To do: Starting from the first line below, count every line holding the word "name", then state the total alone.

-- Available records follows --

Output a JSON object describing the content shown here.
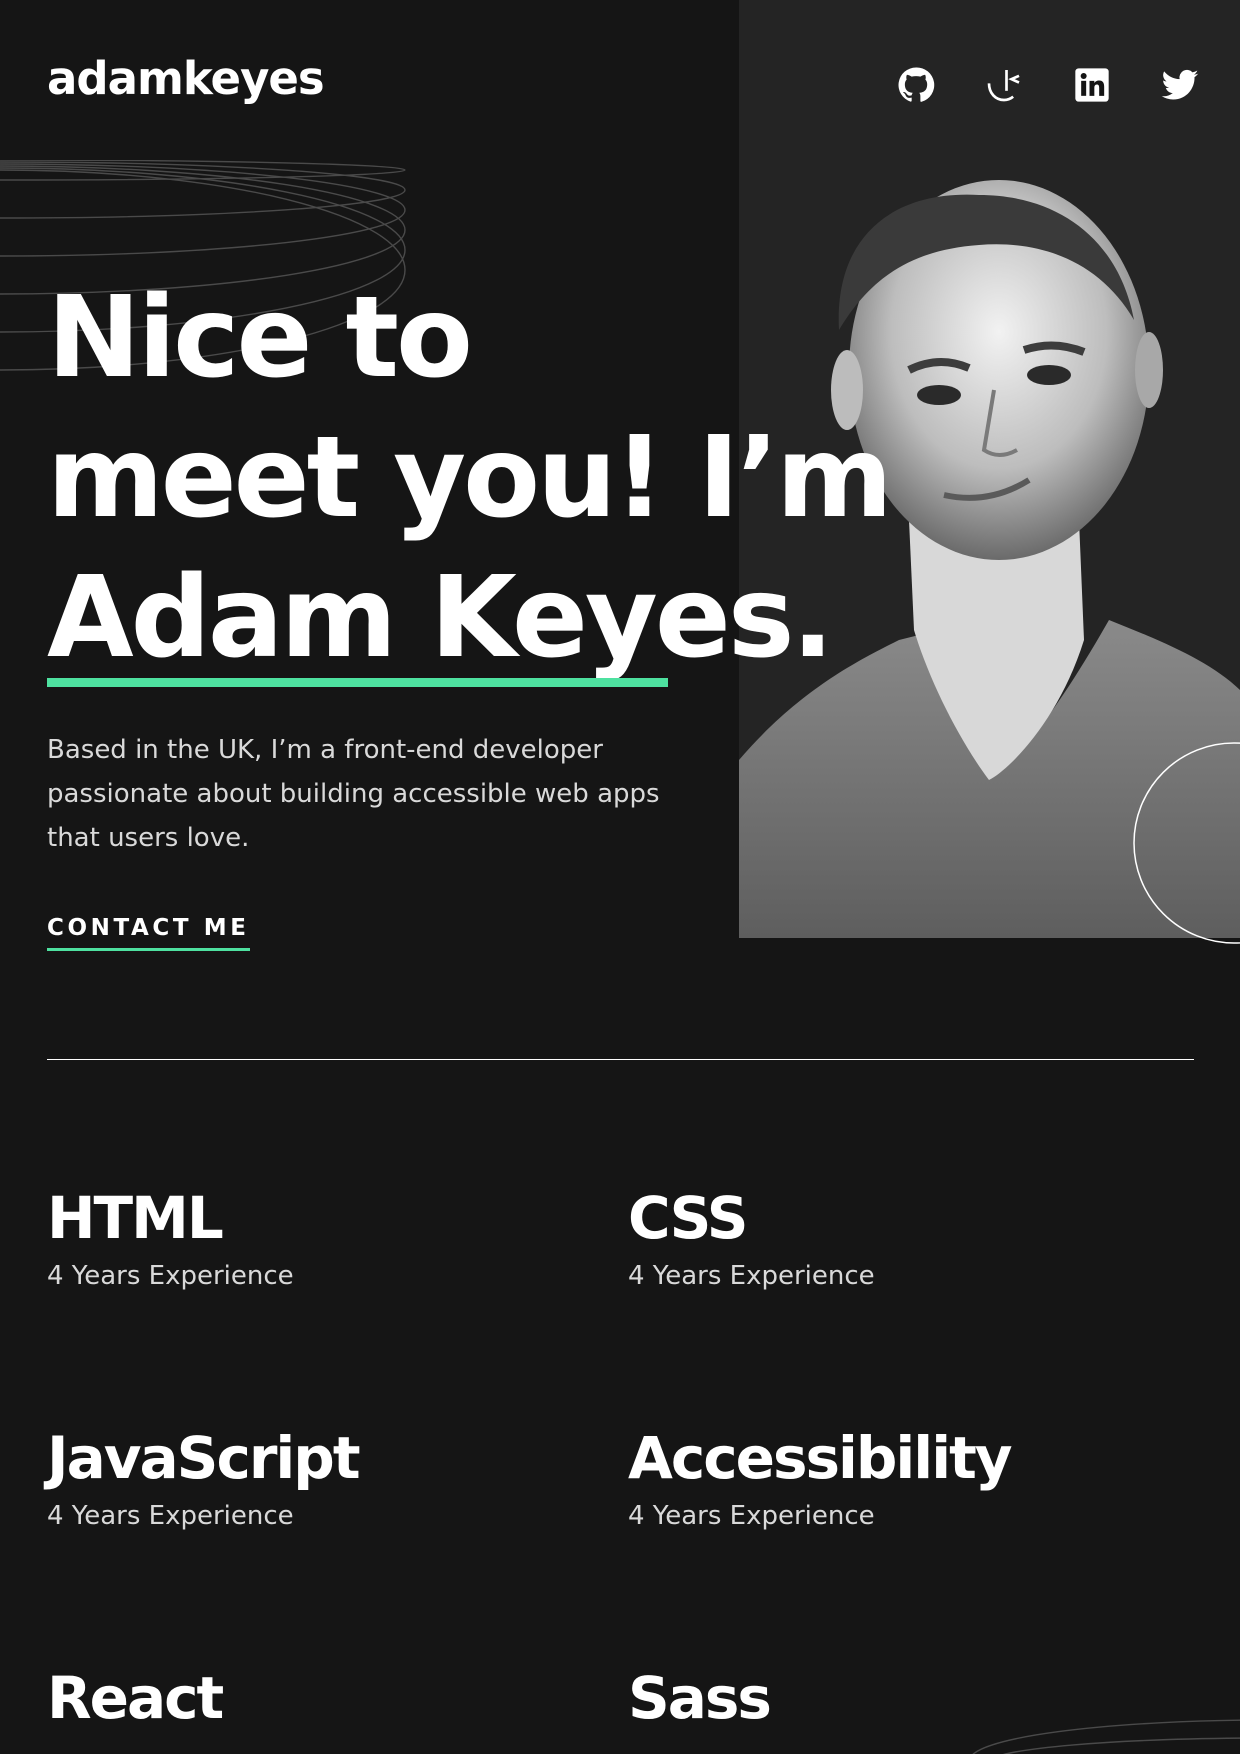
{
  "header": {
    "logo": "adamkeyes",
    "social_links": [
      {
        "icon": "github-icon"
      },
      {
        "icon": "frontend-mentor-icon"
      },
      {
        "icon": "linkedin-icon"
      },
      {
        "icon": "twitter-icon"
      }
    ]
  },
  "hero": {
    "title_lines": [
      "Nice to",
      "meet you! I’m",
      "Adam Keyes."
    ],
    "intro": "Based in the UK, I’m a front-end developer passionate about building accessible web apps that users love.",
    "cta_label": "CONTACT ME"
  },
  "skills": [
    {
      "name": "HTML",
      "experience": "4 Years Experience"
    },
    {
      "name": "CSS",
      "experience": "4 Years Experience"
    },
    {
      "name": "JavaScript",
      "experience": "4 Years Experience"
    },
    {
      "name": "Accessibility",
      "experience": "4 Years Experience"
    },
    {
      "name": "React",
      "experience": ""
    },
    {
      "name": "Sass",
      "experience": ""
    }
  ],
  "colors": {
    "background": "#151515",
    "panel": "#242424",
    "accent": "#4ee1a0",
    "text": "#ffffff",
    "muted_text": "#d9d9d9"
  }
}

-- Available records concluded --

Expected output: 6